The bankruptcy filer must begin making the payments on the proposed plan within 30 days of when the case was filed. The chapter 13 trustee’s in Arizona use an automated payment processing system under a website called www.tfsbillpay.com. Bankruptcy filers may also mail in their payments to the trustee using certified funds. Plan payments may be anywhere from 36 months to 60 months. However, to formulate a plan under 60 months, the bankruptcy filer must meet a qualification test for income requirements. If income is too high, the plan must be for no less than 60 months.


The chapter 13 bankruptcy code offers help if you cannot make your payments temporarily. A moratorium may be filed, which gives the bankruptcy filer a few months off from making payments. However, you must be careful with this as chapter 13 plans cannot go further than 60 months.  So any missed payments must be recalculated into the remaining months of the plan, which will make payments increase once they resume. If you have a permanent situation where you can no longer make any more payments, then you can consider converting your case to Chapter 7 bankruptcy or you have the right to ask for dismissal of your case at any time.
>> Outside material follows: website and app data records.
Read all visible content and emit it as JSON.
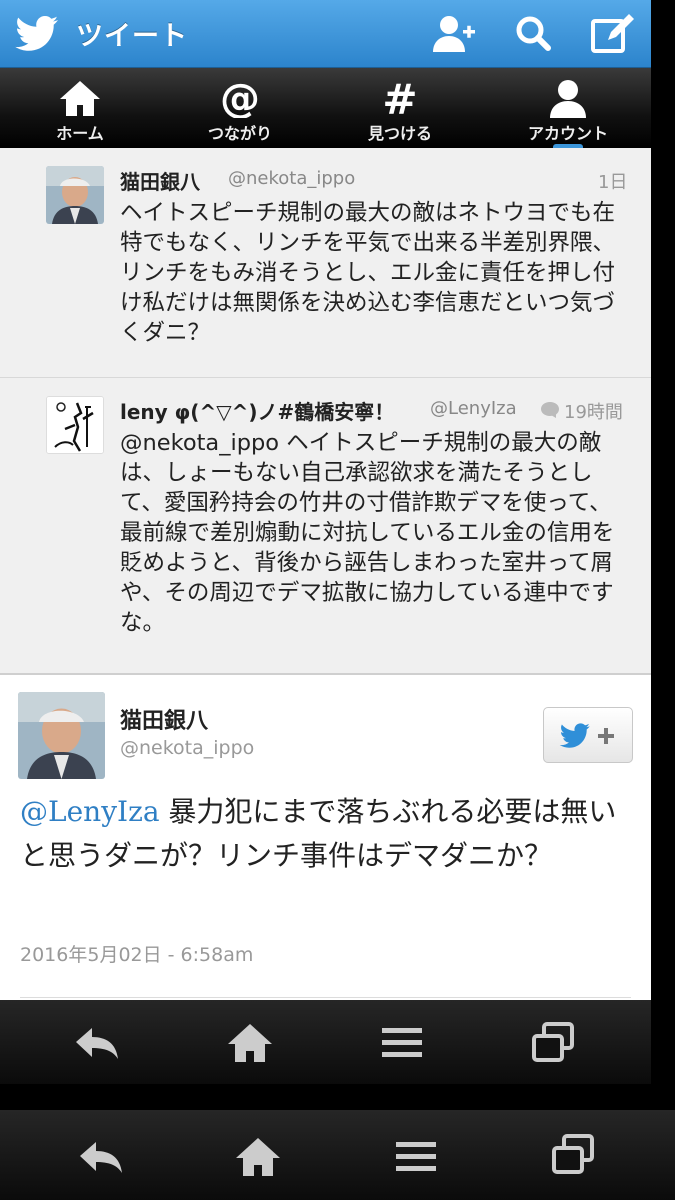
{
  "app": {
    "title": "ツイート"
  },
  "tabs": [
    {
      "label": "ホーム",
      "icon": "home-icon"
    },
    {
      "label": "つながり",
      "icon": "at-icon"
    },
    {
      "label": "見つける",
      "icon": "hash-icon"
    },
    {
      "label": "アカウント",
      "icon": "person-icon"
    }
  ],
  "timeline": [
    {
      "name": "猫田銀八",
      "handle": "@nekota_ippo",
      "time": "1日",
      "text": "ヘイトスピーチ規制の最大の敵はネトウヨでも在特でもなく、リンチを平気で出来る半差別界隈、リンチをもみ消そうとし、エル金に責任を押し付け私だけは無関係を決め込む李信恵だといつ気づくダニ？"
    },
    {
      "name": "leny φ(^▽^)ノ#鶴橋安寧！",
      "handle": "@LenyIza",
      "time": "19時間",
      "text": "@nekota_ippo ヘイトスピーチ規制の最大の敵は、しょーもない自己承認欲求を満たそうとして、愛国矜持会の竹井の寸借詐欺デマを使って、最前線で差別煽動に対抗しているエル金の信用を貶めようと、背後から誣告しまわった室井って屑や、その周辺でデマ拡散に協力している連中ですな。"
    }
  ],
  "detail": {
    "name": "猫田銀八",
    "handle": "@nekota_ippo",
    "mention": "@LenyIza",
    "text": " 暴力犯にまで落ちぶれる必要は無いと思うダニが？リンチ事件はデマダニか？",
    "date": "2016年5月02日 - 6:58am"
  },
  "colors": {
    "topbar": "#3a92d8",
    "mention": "#2f7fc4"
  }
}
Chapter 13 bankruptcy requires an extensive knowledge of the bankruptcy code. The rules are complex even for some bankruptcy lawyers. It cannot be advised to file a chapter 13 case without the help of an experienced bankruptcy lawyer. Most lawyers charge a flat fee for bankruptcy cases which means once the flat fee is paid, the lawyer cannot charge you more money unless specific circumstances arise in your case involving extra services. Some lawyers charge their hourly rate for chapter 13 cases and will bill you by the hour. These lawyers require a large upfront fee so they can bill you for work as they go.

Depending on the complexities of your case, one type cannot be recommended over another. However, at Jim Gaudiosi Attorney at Law, I am an experienced lawyer.  My staff and I are based in Maricopa County, but we are available for clients throughout the entire state of Arizona.  If you are looking at filing chapter 13, please give us a call at 623-777-4760 or visit us at www.gaudiosilaw.com for a free consultation so we can go over your case today.